ABOUT THIS TASK = Search the records for the string "NASAInterns", then copy each line where it appears.

[Component data from apps and pages]
++++++++
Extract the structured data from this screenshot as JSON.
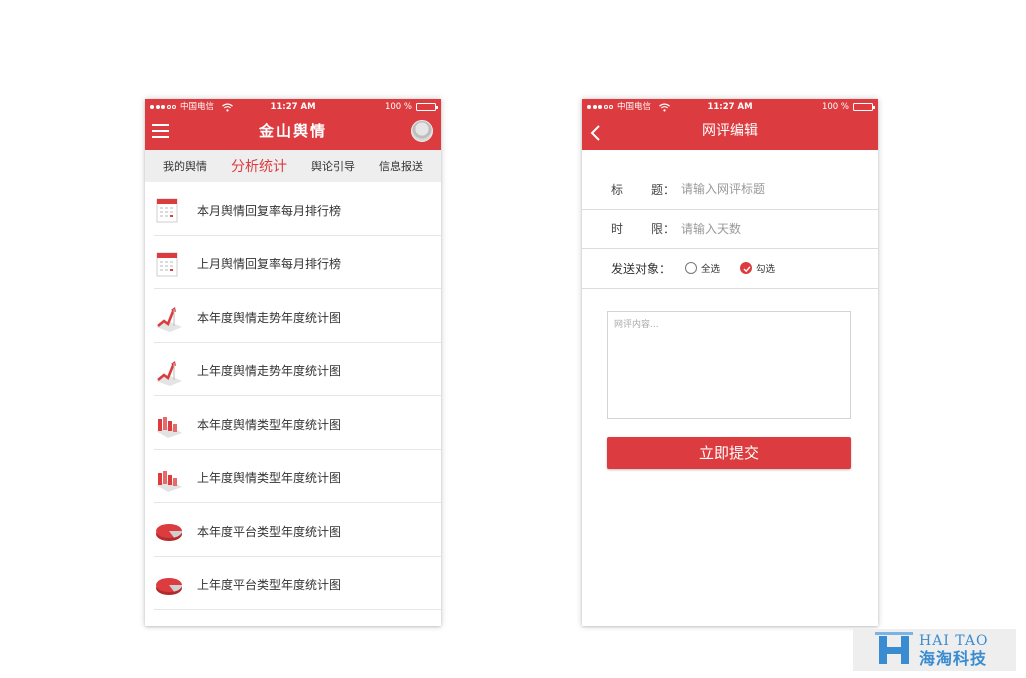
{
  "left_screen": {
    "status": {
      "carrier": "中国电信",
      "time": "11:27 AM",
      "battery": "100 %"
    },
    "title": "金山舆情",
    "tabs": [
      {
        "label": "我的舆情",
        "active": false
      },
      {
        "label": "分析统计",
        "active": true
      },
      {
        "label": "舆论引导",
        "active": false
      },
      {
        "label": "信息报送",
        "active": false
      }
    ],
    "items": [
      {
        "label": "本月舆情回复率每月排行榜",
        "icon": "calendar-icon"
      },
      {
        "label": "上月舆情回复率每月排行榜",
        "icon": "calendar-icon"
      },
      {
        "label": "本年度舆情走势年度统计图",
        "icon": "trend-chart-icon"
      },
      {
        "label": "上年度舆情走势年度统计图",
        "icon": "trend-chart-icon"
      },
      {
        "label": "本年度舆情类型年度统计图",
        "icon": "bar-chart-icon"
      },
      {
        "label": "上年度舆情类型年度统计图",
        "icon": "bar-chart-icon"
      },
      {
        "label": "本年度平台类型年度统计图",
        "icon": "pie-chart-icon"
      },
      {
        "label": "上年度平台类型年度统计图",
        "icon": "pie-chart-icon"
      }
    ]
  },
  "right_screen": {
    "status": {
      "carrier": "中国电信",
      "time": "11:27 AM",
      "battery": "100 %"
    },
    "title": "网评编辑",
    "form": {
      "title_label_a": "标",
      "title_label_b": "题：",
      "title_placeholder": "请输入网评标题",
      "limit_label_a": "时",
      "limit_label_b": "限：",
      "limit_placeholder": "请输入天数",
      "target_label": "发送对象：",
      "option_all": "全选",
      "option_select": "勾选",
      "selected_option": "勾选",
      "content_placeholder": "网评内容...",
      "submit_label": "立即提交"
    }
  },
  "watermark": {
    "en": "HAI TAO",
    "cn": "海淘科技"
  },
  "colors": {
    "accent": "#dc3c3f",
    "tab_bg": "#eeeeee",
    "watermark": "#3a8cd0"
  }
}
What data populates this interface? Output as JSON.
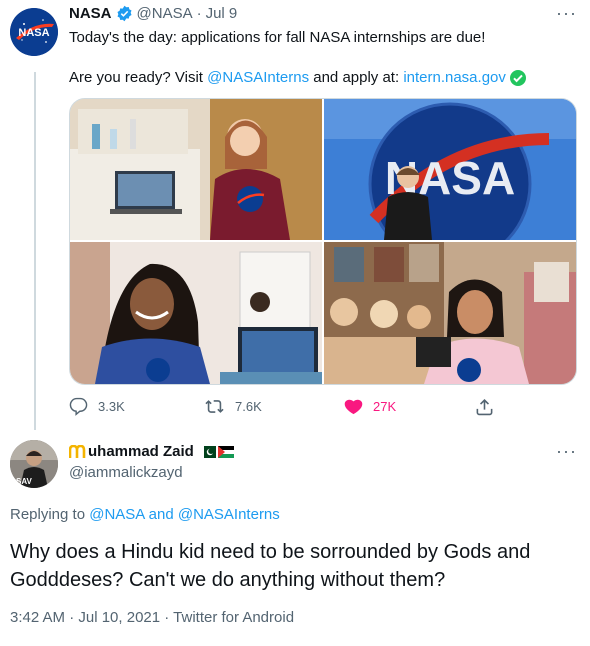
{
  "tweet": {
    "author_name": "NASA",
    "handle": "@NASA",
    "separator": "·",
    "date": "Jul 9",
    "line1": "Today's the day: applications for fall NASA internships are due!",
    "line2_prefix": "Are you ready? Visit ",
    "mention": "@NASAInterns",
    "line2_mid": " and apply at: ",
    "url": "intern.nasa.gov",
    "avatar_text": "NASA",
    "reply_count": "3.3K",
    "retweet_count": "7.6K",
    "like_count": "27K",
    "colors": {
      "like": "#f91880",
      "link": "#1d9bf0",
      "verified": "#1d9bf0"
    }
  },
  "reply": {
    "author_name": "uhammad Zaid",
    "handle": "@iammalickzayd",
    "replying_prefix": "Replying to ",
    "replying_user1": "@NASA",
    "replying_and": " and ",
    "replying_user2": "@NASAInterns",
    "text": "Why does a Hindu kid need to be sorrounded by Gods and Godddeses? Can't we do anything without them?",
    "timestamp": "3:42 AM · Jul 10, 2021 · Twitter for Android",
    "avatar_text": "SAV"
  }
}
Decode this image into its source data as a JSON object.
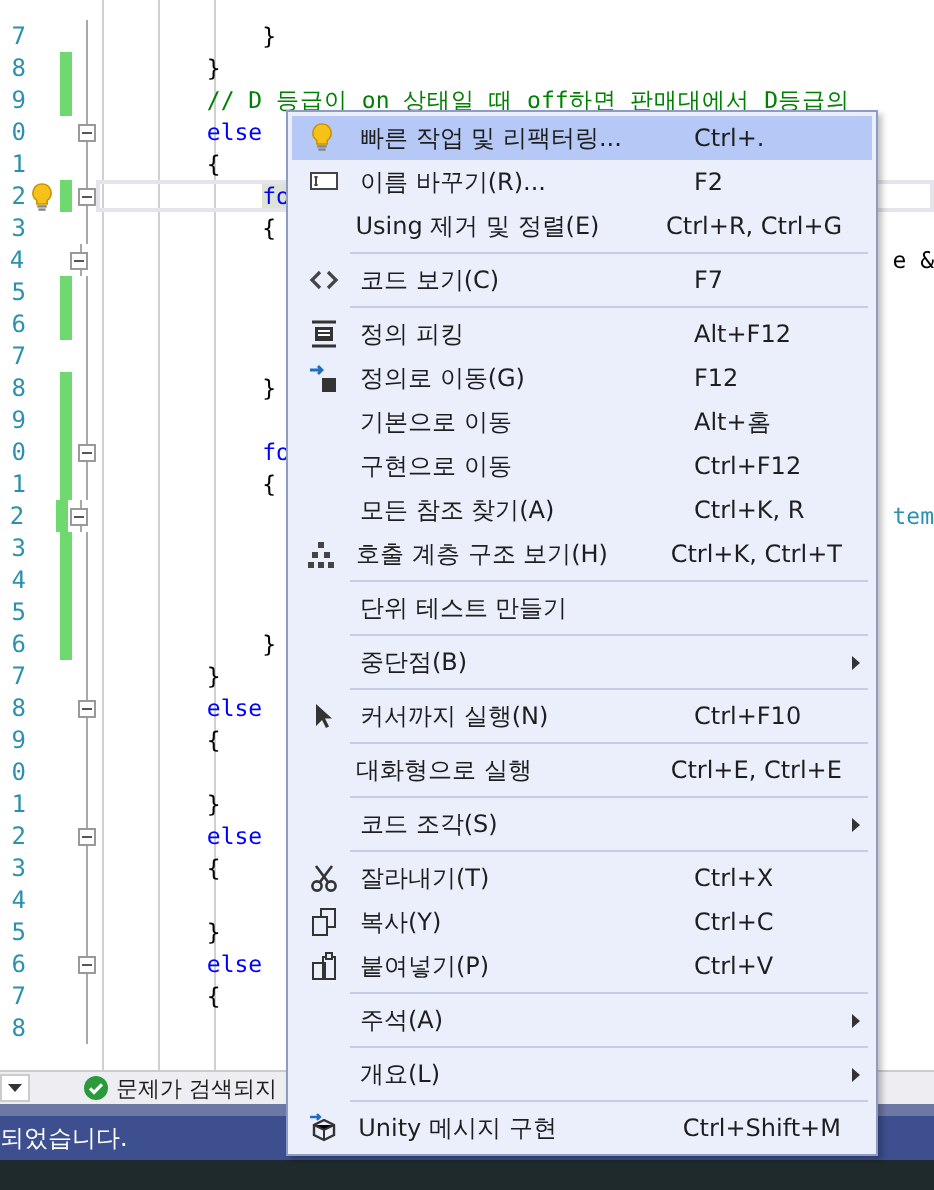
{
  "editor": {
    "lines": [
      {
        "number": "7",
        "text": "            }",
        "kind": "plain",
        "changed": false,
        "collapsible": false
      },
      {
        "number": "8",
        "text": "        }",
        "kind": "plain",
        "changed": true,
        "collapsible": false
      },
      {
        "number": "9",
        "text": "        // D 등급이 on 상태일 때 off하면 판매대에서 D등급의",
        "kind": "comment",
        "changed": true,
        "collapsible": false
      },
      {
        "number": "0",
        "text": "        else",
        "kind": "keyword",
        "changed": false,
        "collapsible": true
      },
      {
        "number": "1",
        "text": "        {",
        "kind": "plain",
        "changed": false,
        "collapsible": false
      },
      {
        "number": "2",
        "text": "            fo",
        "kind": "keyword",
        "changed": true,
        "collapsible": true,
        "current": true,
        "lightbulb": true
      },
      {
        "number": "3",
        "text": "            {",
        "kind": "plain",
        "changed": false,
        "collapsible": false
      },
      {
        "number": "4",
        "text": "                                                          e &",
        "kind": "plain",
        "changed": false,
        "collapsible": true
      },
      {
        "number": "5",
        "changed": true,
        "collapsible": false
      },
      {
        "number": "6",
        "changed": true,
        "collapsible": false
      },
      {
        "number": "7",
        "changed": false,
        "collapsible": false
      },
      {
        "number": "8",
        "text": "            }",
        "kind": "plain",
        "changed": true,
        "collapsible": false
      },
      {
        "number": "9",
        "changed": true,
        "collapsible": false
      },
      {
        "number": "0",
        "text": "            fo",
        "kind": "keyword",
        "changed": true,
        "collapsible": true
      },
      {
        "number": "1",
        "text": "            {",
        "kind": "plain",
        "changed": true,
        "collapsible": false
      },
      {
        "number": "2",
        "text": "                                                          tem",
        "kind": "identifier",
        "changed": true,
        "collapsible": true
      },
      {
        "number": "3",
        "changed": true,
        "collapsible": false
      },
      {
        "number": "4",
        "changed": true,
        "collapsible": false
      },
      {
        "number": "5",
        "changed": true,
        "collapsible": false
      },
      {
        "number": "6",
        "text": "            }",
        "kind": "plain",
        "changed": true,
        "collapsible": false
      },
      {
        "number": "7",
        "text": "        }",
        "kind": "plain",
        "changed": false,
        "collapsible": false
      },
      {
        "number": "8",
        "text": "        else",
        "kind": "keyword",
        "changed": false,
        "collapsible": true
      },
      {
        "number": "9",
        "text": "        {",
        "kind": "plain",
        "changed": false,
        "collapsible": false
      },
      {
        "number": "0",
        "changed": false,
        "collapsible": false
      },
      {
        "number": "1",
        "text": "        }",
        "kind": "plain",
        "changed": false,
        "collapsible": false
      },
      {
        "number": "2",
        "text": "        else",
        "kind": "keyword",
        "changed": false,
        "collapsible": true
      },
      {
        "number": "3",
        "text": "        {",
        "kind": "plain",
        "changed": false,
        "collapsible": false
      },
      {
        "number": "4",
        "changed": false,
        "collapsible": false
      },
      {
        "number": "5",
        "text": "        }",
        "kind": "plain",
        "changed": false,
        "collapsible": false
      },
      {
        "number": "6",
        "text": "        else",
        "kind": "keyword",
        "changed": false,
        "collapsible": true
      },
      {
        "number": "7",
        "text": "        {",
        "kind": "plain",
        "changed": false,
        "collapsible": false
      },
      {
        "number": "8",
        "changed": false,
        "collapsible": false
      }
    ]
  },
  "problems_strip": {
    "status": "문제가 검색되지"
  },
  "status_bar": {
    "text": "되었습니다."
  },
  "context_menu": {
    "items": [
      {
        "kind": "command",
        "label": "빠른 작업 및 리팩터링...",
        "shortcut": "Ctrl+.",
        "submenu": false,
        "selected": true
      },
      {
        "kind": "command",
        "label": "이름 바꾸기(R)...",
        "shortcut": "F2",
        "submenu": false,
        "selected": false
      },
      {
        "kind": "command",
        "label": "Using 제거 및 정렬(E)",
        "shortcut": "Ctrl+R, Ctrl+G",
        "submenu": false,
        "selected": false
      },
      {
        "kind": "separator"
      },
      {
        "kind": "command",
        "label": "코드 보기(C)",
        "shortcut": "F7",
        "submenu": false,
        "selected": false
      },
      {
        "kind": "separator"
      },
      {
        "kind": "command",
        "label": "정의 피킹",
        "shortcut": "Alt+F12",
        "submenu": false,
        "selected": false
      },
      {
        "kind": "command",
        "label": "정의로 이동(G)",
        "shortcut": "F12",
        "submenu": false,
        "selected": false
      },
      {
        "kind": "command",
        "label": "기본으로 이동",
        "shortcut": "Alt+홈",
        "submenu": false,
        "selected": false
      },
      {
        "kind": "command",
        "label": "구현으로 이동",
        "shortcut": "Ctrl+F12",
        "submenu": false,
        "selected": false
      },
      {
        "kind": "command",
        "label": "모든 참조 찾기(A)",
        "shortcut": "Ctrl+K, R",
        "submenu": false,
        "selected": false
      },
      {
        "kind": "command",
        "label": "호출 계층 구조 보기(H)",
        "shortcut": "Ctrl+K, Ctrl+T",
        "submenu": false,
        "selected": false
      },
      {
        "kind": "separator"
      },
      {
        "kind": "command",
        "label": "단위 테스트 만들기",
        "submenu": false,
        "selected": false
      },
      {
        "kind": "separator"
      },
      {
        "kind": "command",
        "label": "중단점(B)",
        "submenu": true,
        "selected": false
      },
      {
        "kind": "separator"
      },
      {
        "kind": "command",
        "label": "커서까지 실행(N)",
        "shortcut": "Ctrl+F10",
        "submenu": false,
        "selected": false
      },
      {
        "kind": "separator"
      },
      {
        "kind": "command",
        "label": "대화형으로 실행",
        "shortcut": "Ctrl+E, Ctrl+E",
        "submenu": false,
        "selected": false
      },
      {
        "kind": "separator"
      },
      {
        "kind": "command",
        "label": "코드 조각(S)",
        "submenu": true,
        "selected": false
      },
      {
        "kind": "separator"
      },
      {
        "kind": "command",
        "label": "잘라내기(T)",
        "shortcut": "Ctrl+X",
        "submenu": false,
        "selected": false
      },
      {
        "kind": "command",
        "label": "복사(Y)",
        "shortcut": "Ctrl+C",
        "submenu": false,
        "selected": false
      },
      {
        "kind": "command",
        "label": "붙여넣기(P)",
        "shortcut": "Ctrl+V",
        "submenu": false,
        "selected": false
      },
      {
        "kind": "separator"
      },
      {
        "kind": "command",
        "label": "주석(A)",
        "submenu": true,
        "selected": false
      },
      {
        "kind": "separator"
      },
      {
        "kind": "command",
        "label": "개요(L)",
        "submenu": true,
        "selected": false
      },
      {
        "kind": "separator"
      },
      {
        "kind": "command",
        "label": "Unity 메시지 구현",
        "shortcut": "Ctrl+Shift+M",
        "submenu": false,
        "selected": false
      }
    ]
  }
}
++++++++
ANSWER BELOW =
    "mention": "@NASAInterns",
    "replying_user2": "@NASAInterns",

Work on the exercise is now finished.